Data in this exercise —
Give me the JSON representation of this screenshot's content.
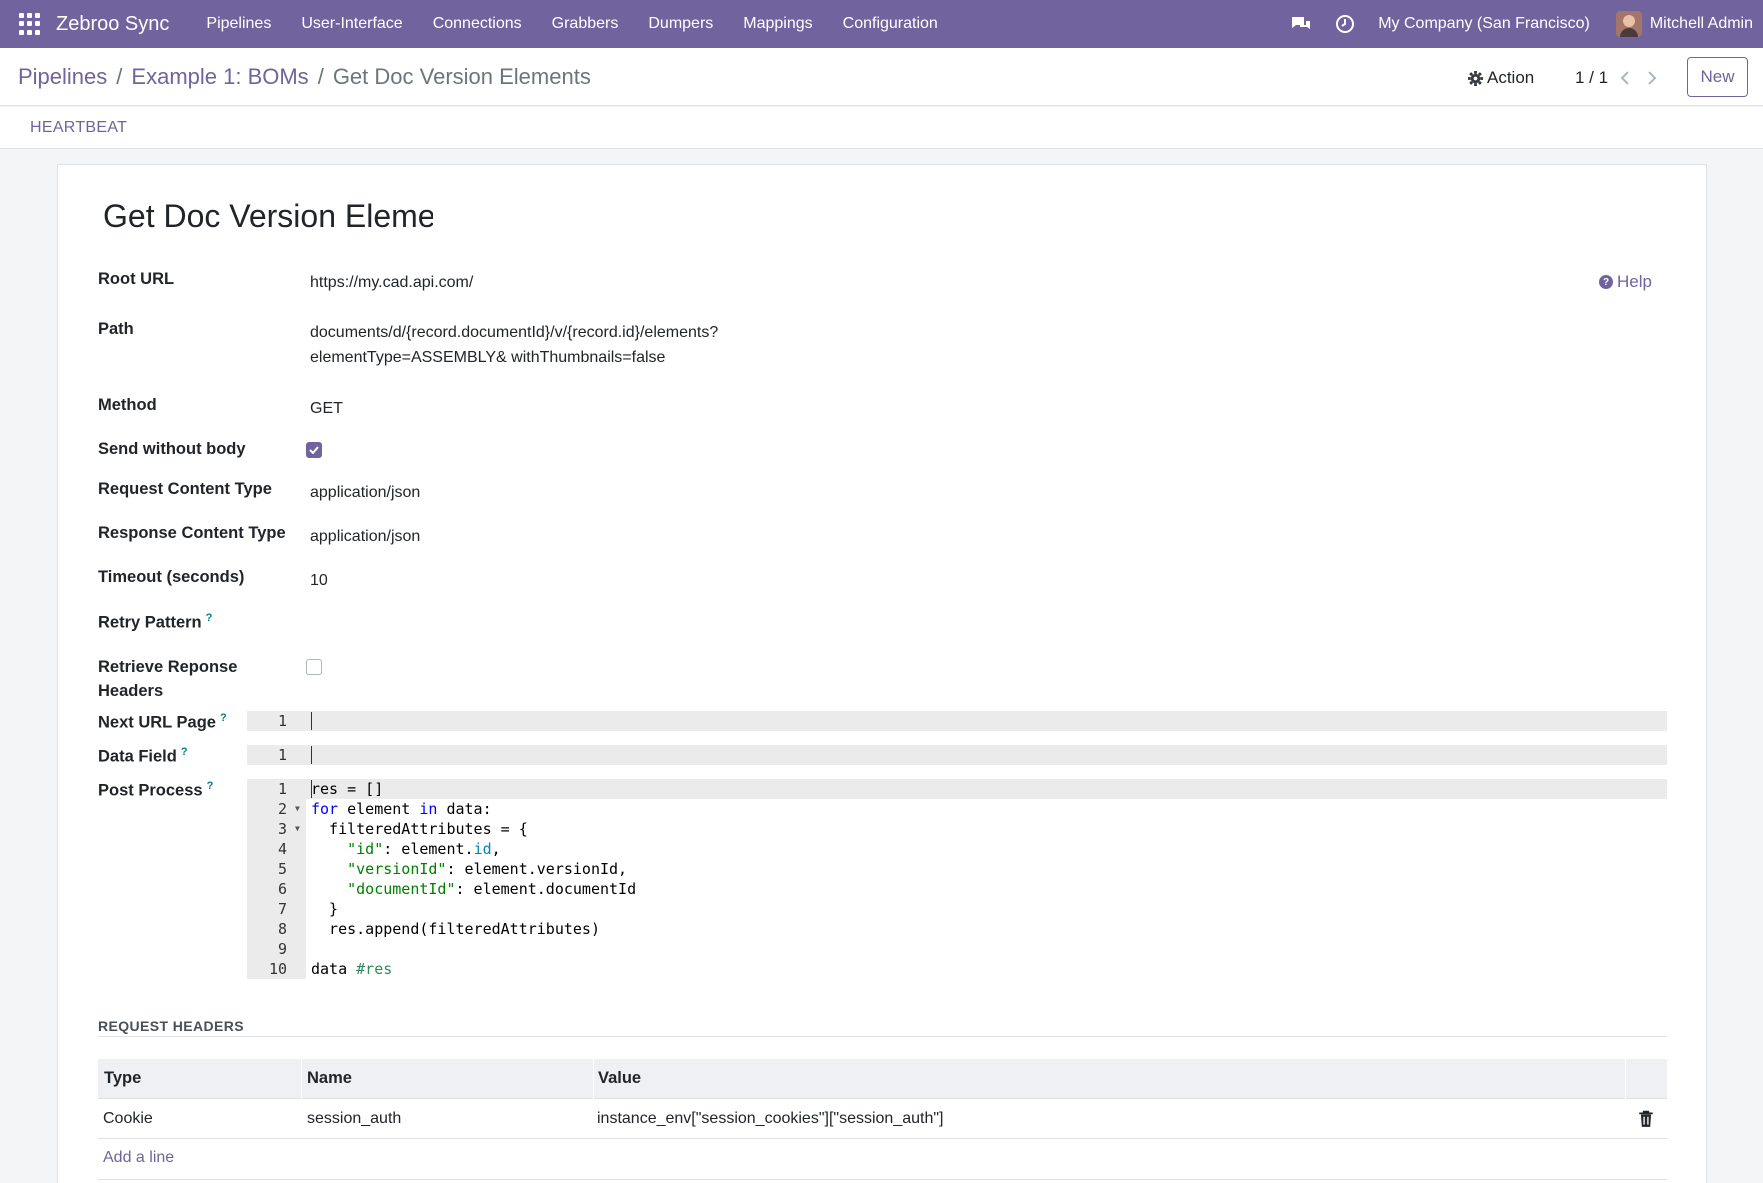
{
  "app": {
    "brand": "Zebroo Sync",
    "menu": [
      "Pipelines",
      "User-Interface",
      "Connections",
      "Grabbers",
      "Dumpers",
      "Mappings",
      "Configuration"
    ],
    "company": "My Company (San Francisco)",
    "user": "Mitchell Admin"
  },
  "breadcrumb": {
    "items": [
      "Pipelines",
      "Example 1: BOMs"
    ],
    "separator": "/",
    "current": "Get Doc Version Elements"
  },
  "control": {
    "action_label": "Action",
    "pager": "1 / 1",
    "new_label": "New"
  },
  "statusbar": {
    "heartbeat_label": "HEARTBEAT"
  },
  "form": {
    "title": "Get Doc Version Elements",
    "help_label": "Help",
    "fields": {
      "root_url": {
        "label": "Root URL",
        "value": "https://my.cad.api.com/"
      },
      "path": {
        "label": "Path",
        "line1": "documents/d/{record.documentId}/v/{record.id}/elements?",
        "line2": "elementType=ASSEMBLY& withThumbnails=false"
      },
      "method": {
        "label": "Method",
        "value": "GET"
      },
      "send_without_body": {
        "label": "Send without body",
        "checked": true
      },
      "request_content_type": {
        "label": "Request Content Type",
        "value": "application/json"
      },
      "response_content_type": {
        "label": "Response Content Type",
        "value": "application/json"
      },
      "timeout": {
        "label": "Timeout (seconds)",
        "value": "10"
      },
      "retry_pattern": {
        "label": "Retry Pattern",
        "tooltip": "?"
      },
      "retrieve_headers": {
        "label": "Retrieve Reponse Headers",
        "checked": false
      },
      "next_url_page": {
        "label": "Next URL Page",
        "tooltip": "?",
        "line_number": "1"
      },
      "data_field": {
        "label": "Data Field",
        "tooltip": "?",
        "line_number": "1"
      },
      "post_process": {
        "label": "Post Process",
        "tooltip": "?",
        "line_numbers": [
          "1",
          "2",
          "3",
          "4",
          "5",
          "6",
          "7",
          "8",
          "9",
          "10"
        ],
        "lines": [
          "res = []",
          "for element in data:",
          "  filteredAttributes = {",
          "    \"id\": element.id,",
          "    \"versionId\": element.versionId,",
          "    \"documentId\": element.documentId",
          "  }",
          "  res.append(filteredAttributes)",
          "",
          "data #res"
        ]
      }
    }
  },
  "request_headers": {
    "title": "REQUEST HEADERS",
    "columns": [
      "Type",
      "Name",
      "Value"
    ],
    "rows": [
      {
        "type": "Cookie",
        "name": "session_auth",
        "value": "instance_env[\"session_cookies\"][\"session_auth\"]"
      }
    ],
    "add_line_label": "Add a line"
  },
  "colors": {
    "brand": "#71639e",
    "tooltip": "#017e84",
    "keyword": "#0000ff",
    "string": "#008000"
  },
  "icons": [
    "apps-grid-icon",
    "chat-icon",
    "clock-icon",
    "gear-icon",
    "chevron-left-icon",
    "chevron-right-icon",
    "help-icon",
    "check-icon",
    "trash-icon"
  ]
}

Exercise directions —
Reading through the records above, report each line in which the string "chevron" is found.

Problem solution —
    "chevron-left-icon",
    "chevron-right-icon",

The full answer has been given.